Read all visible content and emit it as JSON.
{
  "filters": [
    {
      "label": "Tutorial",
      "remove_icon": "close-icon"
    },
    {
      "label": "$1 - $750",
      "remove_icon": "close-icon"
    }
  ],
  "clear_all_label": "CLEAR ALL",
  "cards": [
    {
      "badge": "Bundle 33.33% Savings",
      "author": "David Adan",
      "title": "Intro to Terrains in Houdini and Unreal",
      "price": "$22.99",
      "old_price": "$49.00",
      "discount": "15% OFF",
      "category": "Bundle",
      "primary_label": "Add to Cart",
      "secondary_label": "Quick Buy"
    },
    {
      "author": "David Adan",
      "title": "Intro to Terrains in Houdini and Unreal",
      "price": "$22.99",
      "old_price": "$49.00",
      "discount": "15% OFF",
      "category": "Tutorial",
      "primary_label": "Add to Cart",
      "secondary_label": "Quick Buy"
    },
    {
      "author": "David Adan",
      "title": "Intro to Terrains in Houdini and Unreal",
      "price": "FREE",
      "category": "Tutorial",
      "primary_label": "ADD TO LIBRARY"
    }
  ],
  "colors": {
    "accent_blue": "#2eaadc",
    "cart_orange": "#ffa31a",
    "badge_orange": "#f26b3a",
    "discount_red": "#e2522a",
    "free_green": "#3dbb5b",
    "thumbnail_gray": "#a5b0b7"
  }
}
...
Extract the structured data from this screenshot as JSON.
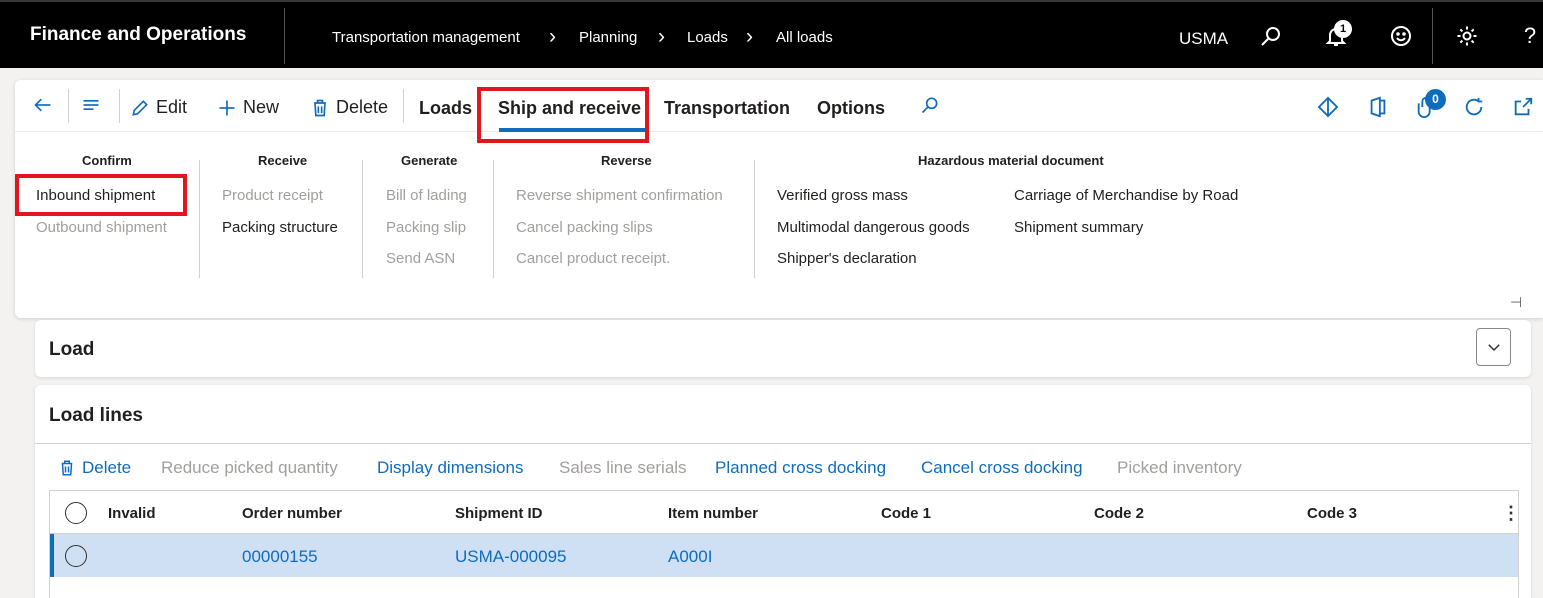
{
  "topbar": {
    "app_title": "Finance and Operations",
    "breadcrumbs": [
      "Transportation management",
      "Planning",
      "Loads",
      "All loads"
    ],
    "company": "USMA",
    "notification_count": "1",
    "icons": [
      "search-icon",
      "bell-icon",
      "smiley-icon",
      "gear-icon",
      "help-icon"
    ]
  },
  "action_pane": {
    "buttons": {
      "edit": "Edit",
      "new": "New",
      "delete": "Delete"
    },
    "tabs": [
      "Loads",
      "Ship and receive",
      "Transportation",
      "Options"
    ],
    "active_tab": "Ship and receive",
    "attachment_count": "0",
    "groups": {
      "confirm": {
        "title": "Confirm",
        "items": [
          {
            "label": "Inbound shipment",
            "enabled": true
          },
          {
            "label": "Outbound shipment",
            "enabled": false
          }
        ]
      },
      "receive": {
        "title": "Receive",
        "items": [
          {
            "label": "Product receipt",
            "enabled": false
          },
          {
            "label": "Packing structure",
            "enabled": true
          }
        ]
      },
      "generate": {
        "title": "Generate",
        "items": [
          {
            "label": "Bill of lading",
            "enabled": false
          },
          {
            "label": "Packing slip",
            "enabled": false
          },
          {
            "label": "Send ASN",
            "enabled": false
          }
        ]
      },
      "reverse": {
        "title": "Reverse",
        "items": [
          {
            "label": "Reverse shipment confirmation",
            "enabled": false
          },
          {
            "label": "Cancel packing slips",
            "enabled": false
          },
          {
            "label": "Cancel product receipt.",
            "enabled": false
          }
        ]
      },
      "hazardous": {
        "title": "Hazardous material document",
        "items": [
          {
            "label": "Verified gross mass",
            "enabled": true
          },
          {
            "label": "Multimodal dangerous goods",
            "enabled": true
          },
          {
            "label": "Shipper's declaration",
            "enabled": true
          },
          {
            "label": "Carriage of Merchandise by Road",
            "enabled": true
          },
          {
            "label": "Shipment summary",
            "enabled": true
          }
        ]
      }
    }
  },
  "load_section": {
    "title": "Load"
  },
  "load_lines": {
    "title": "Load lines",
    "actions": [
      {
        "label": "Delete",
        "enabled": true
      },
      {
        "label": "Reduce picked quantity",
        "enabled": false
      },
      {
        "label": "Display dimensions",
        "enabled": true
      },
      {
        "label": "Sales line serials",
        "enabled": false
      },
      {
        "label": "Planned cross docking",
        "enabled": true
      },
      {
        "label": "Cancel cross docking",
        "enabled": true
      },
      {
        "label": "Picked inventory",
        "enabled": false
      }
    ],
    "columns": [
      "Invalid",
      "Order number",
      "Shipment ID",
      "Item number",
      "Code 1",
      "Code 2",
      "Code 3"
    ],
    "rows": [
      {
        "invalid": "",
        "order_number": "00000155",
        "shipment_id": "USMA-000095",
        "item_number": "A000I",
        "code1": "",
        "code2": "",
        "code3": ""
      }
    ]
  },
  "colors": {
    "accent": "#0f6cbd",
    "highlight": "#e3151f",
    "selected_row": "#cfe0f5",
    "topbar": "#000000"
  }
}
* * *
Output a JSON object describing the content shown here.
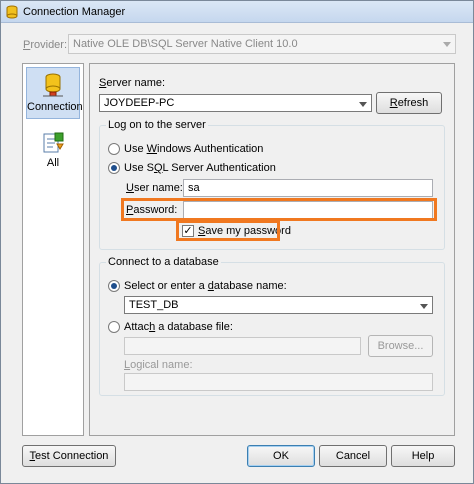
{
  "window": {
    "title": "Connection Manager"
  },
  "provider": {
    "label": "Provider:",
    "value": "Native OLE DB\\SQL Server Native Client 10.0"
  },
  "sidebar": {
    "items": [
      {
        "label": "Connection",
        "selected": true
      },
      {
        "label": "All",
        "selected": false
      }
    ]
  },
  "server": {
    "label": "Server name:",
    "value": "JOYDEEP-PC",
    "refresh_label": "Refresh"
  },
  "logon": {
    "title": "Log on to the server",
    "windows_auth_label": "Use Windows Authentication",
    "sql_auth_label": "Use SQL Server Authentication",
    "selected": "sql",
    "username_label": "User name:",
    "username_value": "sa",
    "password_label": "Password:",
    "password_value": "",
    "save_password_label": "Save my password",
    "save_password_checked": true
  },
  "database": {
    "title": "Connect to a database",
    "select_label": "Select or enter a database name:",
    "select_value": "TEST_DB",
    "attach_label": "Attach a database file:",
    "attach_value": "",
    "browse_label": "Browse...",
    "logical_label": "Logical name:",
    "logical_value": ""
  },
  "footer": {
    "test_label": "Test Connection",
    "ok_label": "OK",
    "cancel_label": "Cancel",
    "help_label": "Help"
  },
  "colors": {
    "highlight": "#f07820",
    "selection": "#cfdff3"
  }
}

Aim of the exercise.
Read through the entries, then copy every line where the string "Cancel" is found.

Answer for this exercise.
            "label": "Cancel packing slips",
            "label": "Cancel product receipt.",
        "label": "Cancel cross docking",
    "cancel_label": "Cancel",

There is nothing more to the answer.